2 thoughts on “To breastfeed or not to breastfeed: money is not the question

  1. Sarah Malik

    Its amazing It never fails to asutound me how so many womenen can have such different experiences of breastfeeding! I too had trouble getting started with breastfeeding with both my babies. However, no.1 was given formula in the hospital without my given proper support to breastfeed. When I suggested that at 4 months I was struggling to BF, the response was ‘Most people suggest Aptimel …’ With no.2 I REFUSED to ask for help from midwives/Healthvisitors knowing that I would have Formula shoved in my face. At my last app for Baby weighing, I heard the healthvisitor say ‘when you give him his forumla’ 5 TIMES to the woman who declared he was breastfed every time she said it!

    Most breastfeeding mums I know refuse to attend baby weighing clinics, as they are told their baby is struggling to gain weight – Not surprising that that the chart used to plot our babies weight is based on Formula fed babies …

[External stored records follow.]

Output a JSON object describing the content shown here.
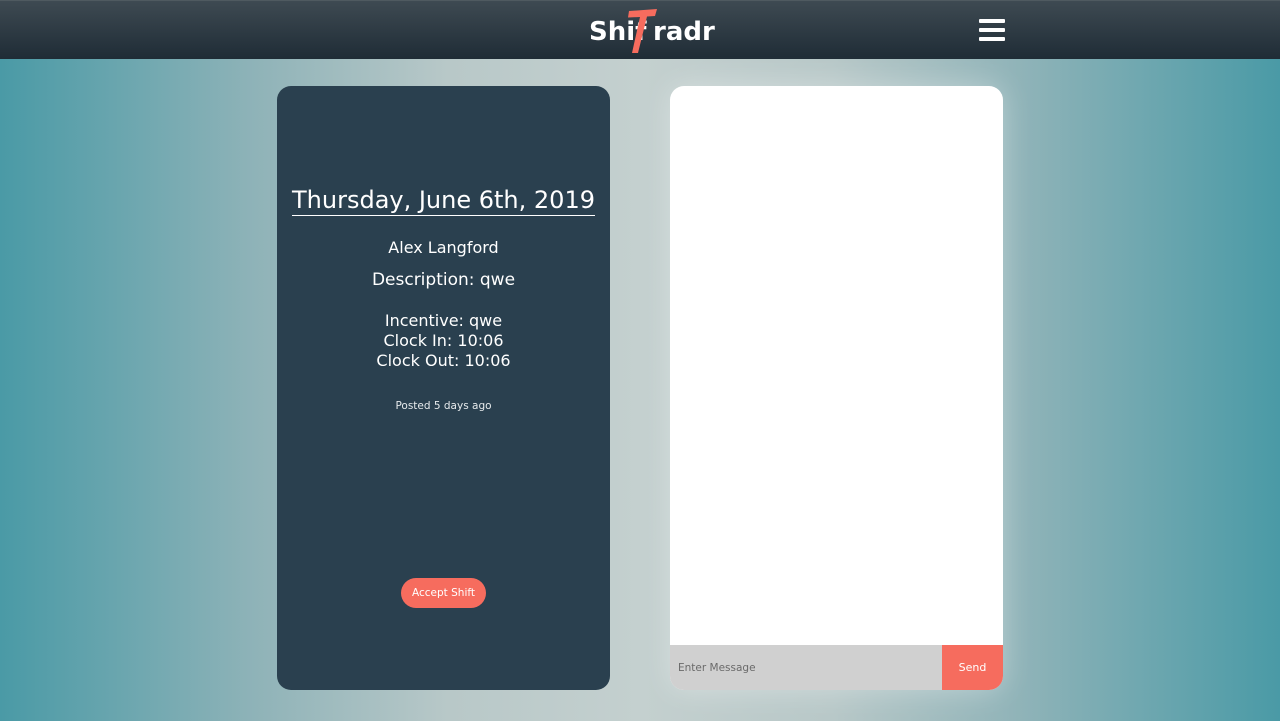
{
  "header": {
    "logo_part1": "Shif",
    "logo_letter": "T",
    "logo_part2": "radr",
    "menu_icon": "hamburger-menu-icon"
  },
  "shift": {
    "date": "Thursday, June 6th, 2019",
    "name": "Alex Langford",
    "description": "Description: qwe",
    "incentive": "Incentive: qwe",
    "clock_in": "Clock In: 10:06",
    "clock_out": "Clock Out: 10:06",
    "posted": "Posted 5 days ago",
    "accept_label": "Accept Shift"
  },
  "chat": {
    "placeholder": "Enter Message",
    "value": "",
    "send_label": "Send"
  },
  "colors": {
    "navbar": "#1f2c36",
    "card": "#2a404f",
    "accent": "#f66c5e",
    "background_edge": "#4a9aa6",
    "input_bg": "#d0d0d0"
  }
}
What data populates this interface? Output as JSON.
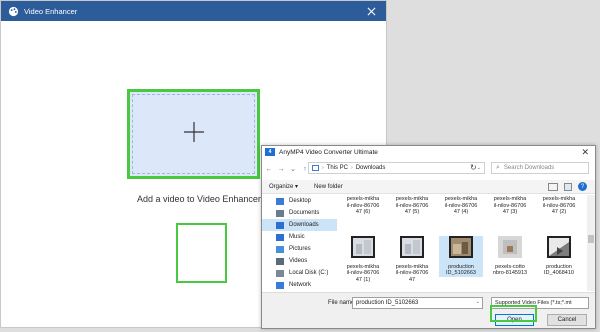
{
  "video_enhancer": {
    "title": "Video Enhancer",
    "add_label": "Add a video to Video Enhancer"
  },
  "dialog": {
    "app_icon_text": "4",
    "title": "AnyMP4 Video Converter Ultimate",
    "close": "✕",
    "address": {
      "root": "This PC",
      "folder": "Downloads"
    },
    "search_placeholder": "Search Downloads",
    "toolbar": {
      "organize": "Organize ▾",
      "new_folder": "New folder"
    },
    "sidebar": [
      {
        "label": "Desktop",
        "icon": "desktop-icon",
        "active": false
      },
      {
        "label": "Documents",
        "icon": "documents-icon",
        "active": false
      },
      {
        "label": "Downloads",
        "icon": "downloads-icon",
        "active": true
      },
      {
        "label": "Music",
        "icon": "music-icon",
        "active": false
      },
      {
        "label": "Pictures",
        "icon": "pictures-icon",
        "active": false
      },
      {
        "label": "Videos",
        "icon": "videos-icon",
        "active": false
      },
      {
        "label": "Local Disk (C:)",
        "icon": "disk-icon",
        "active": false
      },
      {
        "label": "Network",
        "icon": "network-icon",
        "active": false
      }
    ],
    "files_row1": [
      {
        "line1": "pexels-mikha",
        "line2": "il-nilov-86706",
        "line3": "47 (6)"
      },
      {
        "line1": "pexels-mikha",
        "line2": "il-nilov-86706",
        "line3": "47 (5)"
      },
      {
        "line1": "pexels-mikha",
        "line2": "il-nilov-86706",
        "line3": "47 (4)"
      },
      {
        "line1": "pexels-mikha",
        "line2": "il-nilov-86706",
        "line3": "47 (3)"
      },
      {
        "line1": "pexels-mikha",
        "line2": "il-nilov-86706",
        "line3": "47 (2)"
      }
    ],
    "files_row2": [
      {
        "line1": "pexels-mikha",
        "line2": "il-nilov-86706",
        "line3": "47 (1)",
        "selected": false
      },
      {
        "line1": "pexels-mikha",
        "line2": "il-nilov-86706",
        "line3": "47",
        "selected": false
      },
      {
        "line1": "production",
        "line2": "ID_5102663",
        "line3": "",
        "selected": true
      },
      {
        "line1": "pexels-cotto",
        "line2": "nbro-8145913",
        "line3": "",
        "selected": false
      },
      {
        "line1": "production",
        "line2": "ID_4068410",
        "line3": "",
        "selected": false
      }
    ],
    "file_name_label": "File name:",
    "file_name_value": "production ID_5102663",
    "file_type_value": "Supported Video Files (*.ts;*.mt",
    "open_label": "Open",
    "cancel_label": "Cancel"
  },
  "colors": {
    "titlebar": "#2c5d9a",
    "highlight_green": "#48c93f",
    "add_box_fill": "#dce8f9",
    "selection_blue": "#cce4f7"
  }
}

    I agree that £200 is NOT the way to go, but maybe we could find a way to support each other to breastfeed instead of relying on healthvisitors (Who seem to find a way to shame us regardless!) and standing up against those ‘Imbiciles’ (I tell you, if I’d have been there I would have exploded!)

    In the ‘old days’ women supported each other, maybe thats what we should be trying to do now.

  2. ladymissalbertine

    I was very lucky to have a breastfeeding cafe within walking distance of my house. Once it became part of my routine to go there, I was happy to keep going – it felt like a safe space where I didn’t feel embarrassed about feeding in front of other people, and nor did I feel judged because I was still mixed feeding my baby. The BF counsellor knew I was using formula too and I never felt she took against me for it. Her support gave me the confidence to continue breastfeeding, and eventually I was quite happy doing it in most public spaces.

    I guess what people have lost is ‘community’ – in the old days, women would have had neighbours, mothers, sisters, aunts nearby who would have come round to help with cooking and laundry and caring for other children to allow a mum to focus on her newborn…and there would have been wet nurses for babies whose mums were struggling to feed (only for the rich, maybe!)

    Those perhaps are some of the things which give a mum the space to help establish breastfeeding. Now, we are flung back home after a couple of days and expected to cope by ourselves once the dads have finished their paternity leave….


Leave a Reply

Fill in your details below or click an icon to log in: Logo

You are commenting using your account. Log Out /  Change )

Google+ photo

You are commenting using your Google+ account. Log Out /  Change )

Twitter picture

You are commenting using your Twitter account. Log Out /  Change )

Facebook photo

You are commenting using your Facebook account. Log Out /  Change )


Connecting to %s